Hong Kong stocks fell amid lower- than-average trading volume as China Overseas Land & Investment Ltd. led developers lower on slower earnings growth and speculation China will keep controls on the property market.
China Overseas Land slid 4.7 percent, with a gauge of real- estate companies falling the most on the Hang Seng Index. China Mobile Ltd. (941) dropped 1.1 percent after Nomura Holdings Inc. cut the phone company’s investment rating and said dividends may disappoint. Li & Fung Ltd. (494) advanced after U.S. jobless claims fell and Goldman Sachs Group Inc. added the Wal-Mart Stores Inc. supplier to a list of top stocks.
The Hang Seng Index slid 0.2 percent to 21,317.85 at the close in Hong Kong. For the week, the index gained 1.1 percent. The Hang Seng China Enterprises Index (HSCEI) of mainland companies listed in the city slid 0.2 percent to 11,216.39 today, falling for a third day after Chinese Premier Wen Jiabao said home prices are still too high.
“With Premier Wen still emphasizing the regulation of the property sector, investors are remaining quite cautious,” said Ben Kwong, chief operating officer at KGI Asia Ltd., a Hong Kong-based brokerage. “Buying interests are still focused on export-oriented companies on the strength of the U.S. economy.”
The Hang Seng Index has risen 16 percent this year as U.S. data signaled strength in the world’s biggest economy and amid speculation China will ease monetary policy. Shares in the Hang Seng Index traded at 10.8 times estimated earnings at the last close, compared with 13.4 times for the Standard & Poor’s 500 Index and 11.3 times for the Stoxx Europe 600 Index.
China Overseas Drops

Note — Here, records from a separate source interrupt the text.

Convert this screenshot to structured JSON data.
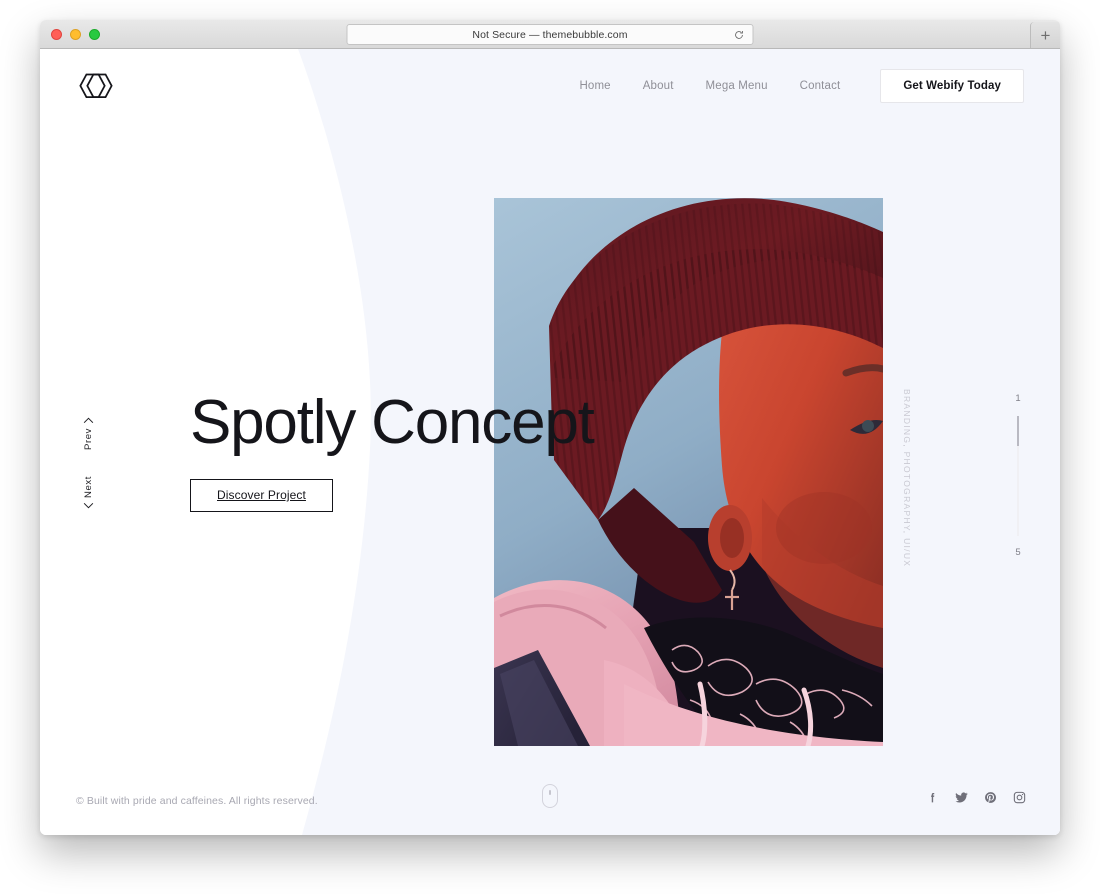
{
  "browser": {
    "url_text": "Not Secure — themebubble.com",
    "reload_icon": "reload-icon",
    "new_tab_label": "+",
    "traffic_lights": [
      "close",
      "minimize",
      "zoom"
    ]
  },
  "header": {
    "logo_name": "webify-logo",
    "nav": [
      {
        "label": "Home"
      },
      {
        "label": "About"
      },
      {
        "label": "Mega Menu"
      },
      {
        "label": "Contact"
      }
    ],
    "cta_label": "Get Webify Today"
  },
  "slider": {
    "prev_label": "Prev",
    "next_label": "Next",
    "prev_icon": "chevron-up-icon",
    "next_icon": "chevron-down-icon",
    "current": "1",
    "total": "5",
    "progress_percent": 25
  },
  "hero": {
    "title": "Spotly Concept",
    "button_label": "Discover Project",
    "categories": "BRANDING, PHOTOGRAPHY, UI/UX",
    "image_alt": "Portrait of a person wearing a dark red beanie, pink hoodie and paisley bandana against a blue sky"
  },
  "footer": {
    "copyright": "© Built with pride and caffeines. All rights reserved.",
    "scroll_icon": "mouse-scroll-icon",
    "socials": [
      {
        "name": "facebook-icon",
        "glyph": "f"
      },
      {
        "name": "twitter-icon",
        "glyph": "t"
      },
      {
        "name": "pinterest-icon",
        "glyph": "p"
      },
      {
        "name": "instagram-icon",
        "glyph": "i"
      }
    ]
  },
  "colors": {
    "text_dark": "#15151a",
    "text_muted": "#8f8f97",
    "bg_curve": "#f3f5fc",
    "accent_border": "#e6e6ea"
  }
}
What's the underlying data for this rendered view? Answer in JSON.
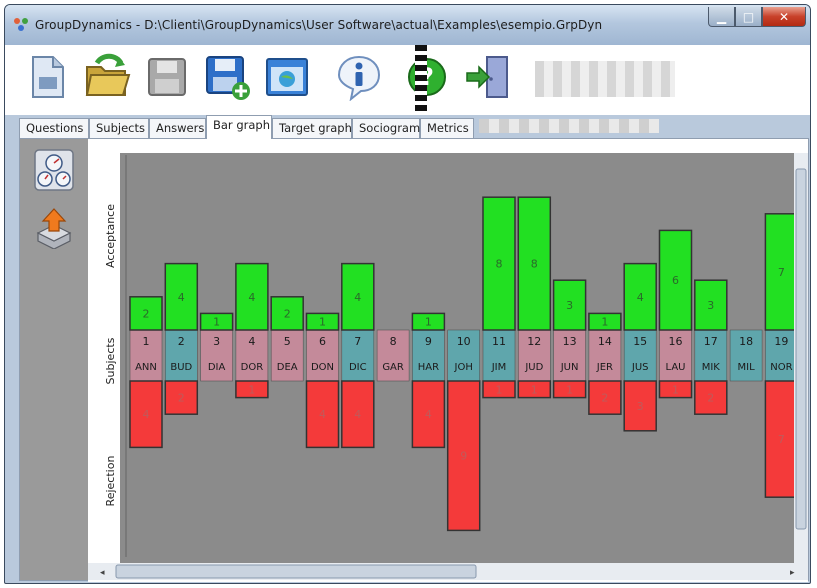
{
  "window": {
    "title": "GroupDynamics - D:\\Clienti\\GroupDynamics\\User Software\\actual\\Examples\\esempio.GrpDyn",
    "minimize_icon": "minimize-icon",
    "maximize_icon": "maximize-icon",
    "close_icon": "close-icon"
  },
  "toolbar": {
    "buttons": [
      {
        "name": "new-document-icon"
      },
      {
        "name": "open-folder-icon"
      },
      {
        "name": "save-disk-icon"
      },
      {
        "name": "save-as-disk-icon"
      },
      {
        "name": "web-browser-icon"
      },
      {
        "name": "info-icon"
      },
      {
        "name": "help-icon"
      },
      {
        "name": "exit-door-icon"
      }
    ]
  },
  "tabs": [
    {
      "label": "Questions"
    },
    {
      "label": "Subjects"
    },
    {
      "label": "Answers"
    },
    {
      "label": "Bar graph",
      "active": true
    },
    {
      "label": "Target graph"
    },
    {
      "label": "Sociogram"
    },
    {
      "label": "Metrics"
    }
  ],
  "sidebar": {
    "buttons": [
      {
        "name": "gauges-icon"
      },
      {
        "name": "export-tray-icon"
      }
    ]
  },
  "chart_data": {
    "type": "bar",
    "axis_labels": {
      "top": "Acceptance",
      "middle": "Subjects",
      "bottom": "Rejection"
    },
    "subjects": [
      {
        "num": "1",
        "code": "ANN",
        "acceptance": 2,
        "rejection": 4
      },
      {
        "num": "2",
        "code": "BUD",
        "acceptance": 4,
        "rejection": 2
      },
      {
        "num": "3",
        "code": "DIA",
        "acceptance": 1,
        "rejection": 0
      },
      {
        "num": "4",
        "code": "DOR",
        "acceptance": 4,
        "rejection": 1
      },
      {
        "num": "5",
        "code": "DEA",
        "acceptance": 2,
        "rejection": 0
      },
      {
        "num": "6",
        "code": "DON",
        "acceptance": 1,
        "rejection": 4
      },
      {
        "num": "7",
        "code": "DIC",
        "acceptance": 4,
        "rejection": 4
      },
      {
        "num": "8",
        "code": "GAR",
        "acceptance": 0,
        "rejection": 0
      },
      {
        "num": "9",
        "code": "HAR",
        "acceptance": 1,
        "rejection": 4
      },
      {
        "num": "10",
        "code": "JOH",
        "acceptance": 0,
        "rejection": 9
      },
      {
        "num": "11",
        "code": "JIM",
        "acceptance": 8,
        "rejection": 1
      },
      {
        "num": "12",
        "code": "JUD",
        "acceptance": 8,
        "rejection": 1
      },
      {
        "num": "13",
        "code": "JUN",
        "acceptance": 3,
        "rejection": 1
      },
      {
        "num": "14",
        "code": "JER",
        "acceptance": 1,
        "rejection": 2
      },
      {
        "num": "15",
        "code": "JUS",
        "acceptance": 4,
        "rejection": 3
      },
      {
        "num": "16",
        "code": "LAU",
        "acceptance": 6,
        "rejection": 1
      },
      {
        "num": "17",
        "code": "MIK",
        "acceptance": 3,
        "rejection": 2
      },
      {
        "num": "18",
        "code": "MIL",
        "acceptance": 0,
        "rejection": 0
      },
      {
        "num": "19",
        "code": "NOR",
        "acceptance": 7,
        "rejection": 7
      }
    ],
    "colors": {
      "acceptance": "#22e022",
      "rejection": "#f43a3a",
      "subject_pink": "#c48a9a",
      "subject_teal": "#5fa6ac",
      "background": "#8b8b8b"
    }
  }
}
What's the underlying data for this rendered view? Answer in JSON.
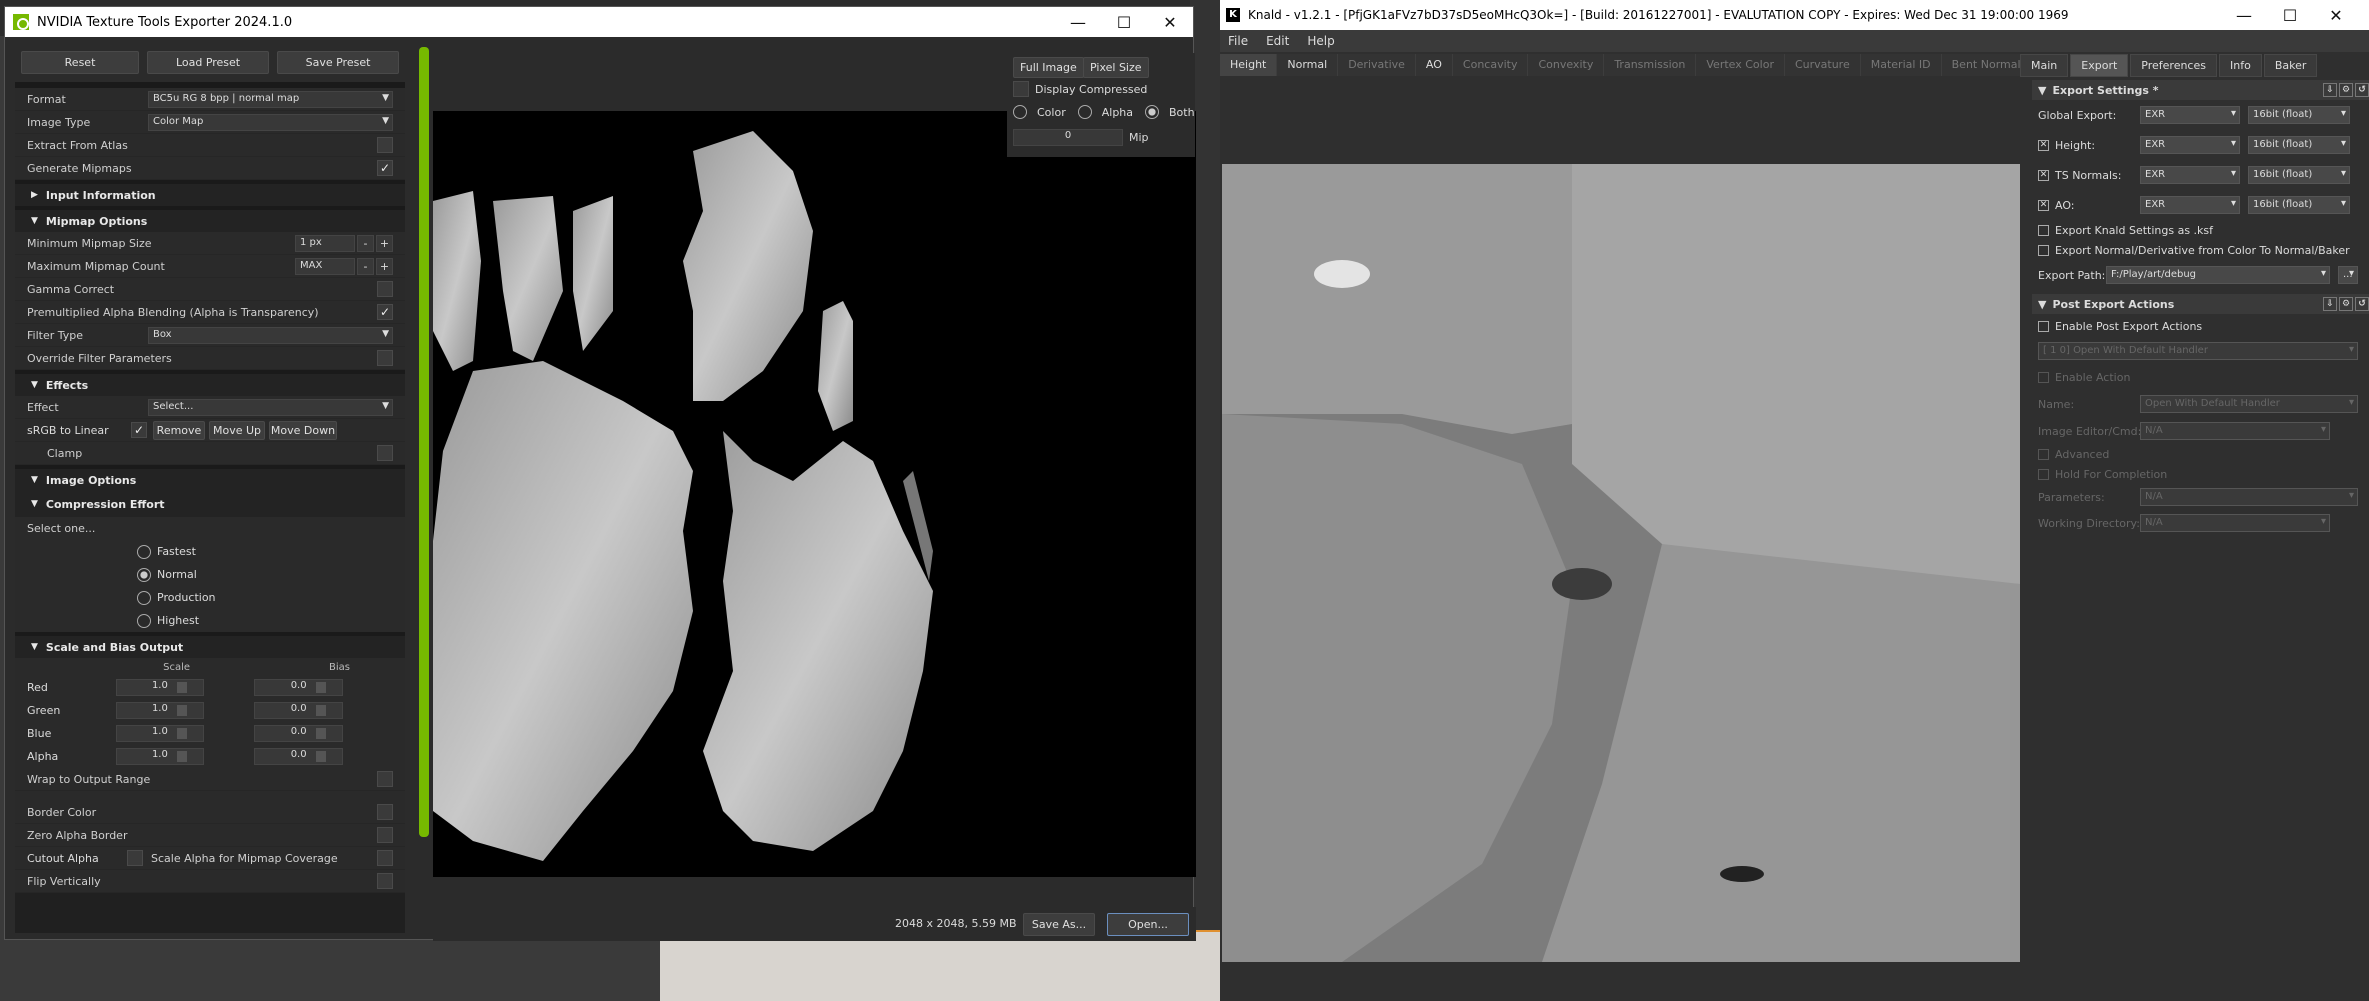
{
  "nvidia": {
    "title": "NVIDIA Texture Tools Exporter 2024.1.0",
    "buttons": {
      "reset": "Reset",
      "load_preset": "Load Preset",
      "save_preset": "Save Preset"
    },
    "format": {
      "label": "Format",
      "value": "BC5u      RG   8 bpp | normal map"
    },
    "image_type": {
      "label": "Image Type",
      "value": "Color Map"
    },
    "extract_from_atlas": "Extract From Atlas",
    "generate_mipmaps": "Generate Mipmaps",
    "input_information": "Input Information",
    "mipmap_options": "Mipmap Options",
    "min_mip_size": {
      "label": "Minimum Mipmap Size",
      "value": "1 px"
    },
    "max_mip_count": {
      "label": "Maximum Mipmap Count",
      "value": "MAX"
    },
    "gamma_correct": "Gamma Correct",
    "premultiplied": "Premultiplied Alpha Blending (Alpha is Transparency)",
    "filter_type": {
      "label": "Filter Type",
      "value": "Box"
    },
    "override_filter": "Override Filter Parameters",
    "effects": "Effects",
    "effect": {
      "label": "Effect",
      "value": "Select..."
    },
    "srgb_to_linear": "sRGB to Linear",
    "effect_buttons": {
      "remove": "Remove",
      "move_up": "Move Up",
      "move_down": "Move Down"
    },
    "clamp": "Clamp",
    "image_options": "Image Options",
    "compression_effort": "Compression Effort",
    "select_one": "Select one...",
    "radios": [
      "Fastest",
      "Normal",
      "Production",
      "Highest"
    ],
    "scale_bias": "Scale and Bias Output",
    "scale_hdr": "Scale",
    "bias_hdr": "Bias",
    "channels": [
      {
        "name": "Red",
        "scale": "1.0",
        "bias": "0.0"
      },
      {
        "name": "Green",
        "scale": "1.0",
        "bias": "0.0"
      },
      {
        "name": "Blue",
        "scale": "1.0",
        "bias": "0.0"
      },
      {
        "name": "Alpha",
        "scale": "1.0",
        "bias": "0.0"
      }
    ],
    "wrap_output": "Wrap to Output Range",
    "border_color": "Border Color",
    "zero_alpha_border": "Zero Alpha Border",
    "cutout_alpha": "Cutout Alpha",
    "scale_alpha": "Scale Alpha for Mipmap Coverage",
    "flip_vertically": "Flip Vertically",
    "view": {
      "full_image": "Full Image",
      "pixel_size": "Pixel Size",
      "display_compressed": "Display Compressed",
      "color": "Color",
      "alpha": "Alpha",
      "both": "Both",
      "mip_value": "0",
      "mip": "Mip"
    },
    "status": "2048 x 2048, 5.59 MB",
    "save_as": "Save As...",
    "open": "Open..."
  },
  "knald": {
    "title": "Knald - v1.2.1 - [PfjGK1aFVz7bD37sD5eoMHcQ3Ok=] - [Build: 20161227001] - EVALUTATION COPY - Expires: Wed Dec 31 19:00:00 1969",
    "menu": [
      "File",
      "Edit",
      "Help"
    ],
    "map_tabs": [
      "Height",
      "Normal",
      "Derivative",
      "AO",
      "Concavity",
      "Convexity",
      "Transmission",
      "Vertex Color",
      "Curvature",
      "Material ID",
      "Bent Normal"
    ],
    "right_tabs": [
      "Main",
      "Export",
      "Preferences",
      "Info",
      "Baker"
    ],
    "export_settings": "Export Settings *",
    "global_export": {
      "label": "Global Export:",
      "format": "EXR",
      "bit": "16bit (float)"
    },
    "height": {
      "label": "Height:",
      "format": "EXR",
      "bit": "16bit (float)"
    },
    "ts_normals": {
      "label": "TS Normals:",
      "format": "EXR",
      "bit": "16bit (float)"
    },
    "ao": {
      "label": "AO:",
      "format": "EXR",
      "bit": "16bit (float)"
    },
    "export_knald": "Export Knald Settings as .ksf",
    "export_normal": "Export Normal/Derivative from Color To Normal/Baker",
    "export_path": {
      "label": "Export Path:",
      "value": "F:/Play/art/debug"
    },
    "post_export": "Post Export Actions",
    "enable_post": "Enable Post Export Actions",
    "handler": "[ 1 0] Open With Default Handler",
    "enable_action": "Enable Action",
    "name": {
      "label": "Name:",
      "value": "Open With Default Handler"
    },
    "image_editor": {
      "label": "Image Editor/Cmd:",
      "value": "N/A"
    },
    "advanced": "Advanced",
    "hold_completion": "Hold For Completion",
    "parameters": {
      "label": "Parameters:",
      "value": "N/A"
    },
    "working_dir": {
      "label": "Working Directory:",
      "value": "N/A"
    }
  }
}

China Overseas Land fell 4.7 percent to HK$14.64 today, leading a measure of property shares lower. The developer yesterday said 2011 profit growth slowed as the Chinese government introduced measures to cool the property market.
China Mobile slid 1.1 percent to HK$83.75 after Nomura cut its rating on the stock to “neutral” from “buy.”
Li Ka-shing, Hong Kong’s richest man, said he won’t withdraw his money from the city even if the candidate he supports to lead the government loses an election on March 25. Li said he will vote for Henry Tang, even as the candidate’s popularity has plummeted after a series of personal scandals.
Cheung Kong (Holdings) Ltd. (1), the developer controlled by Li, slid 0.3 percent to HK$109.20. Hutchison Whampoa Ltd., another Li company, added 0.7 percent to HK$81.45. Power Assets Holdings Ltd., also part-owned by the man ranked 14th on the Bloomberg Billionaires Index, added 0.3 percent to HK$58.30.
Futures on the S&P 500 Index (SPXL1) slid 0.1 percent today after the measure gained 0.6 percent in New York yesterday, rising above 1,400 for the first time in almost four years. Manufacturing (EMPRGBCI) in the New York region expanded in March at the fastest pace since June 2010 and claims for jobless benefits fell last week, matching the lowest level since 2008.
Li & Fung, which makes 65 percent of its revenue in the U.S., rose 2.7 percent to HK$19.10. Goldman Sachs Group Inc. raised its rating on the supplier of toys and clothes to buy from neutral and added it to a list of top stocks. The company may benefit as U.S. retailers rebuild inventory to meet surprisingly firm demand from shoppers, it said.
Galaxy Entertainment Group Ltd. surged 6.6 percent to HK$20.10, leading its peers higher after Nomura Holdings Inc. recommended investors buy shares of the Macau casino operator.
Futures on the Hang Seng Index (HSI) expiring this month gained 0.1 percent to 21,339. The HSI Volatility Index (VHSI) eased 2.5 percent to 19.77, indicating options traders expect a swing of about 5.7 percent in the benchmark index over the next 30 days.
“The Hong Kong market is moving pretty much sideways without clear direction,” said KGI’s Kwong. “At this level, the market needs further stimulus to go even higher. It lacks further upward momentum.”
To contact the reporter on this story: Kana Nishizawa in Hong Kong at firstname.lastname@example.org
To contact the editor responsible for this story: Nick Gentle at email@example.com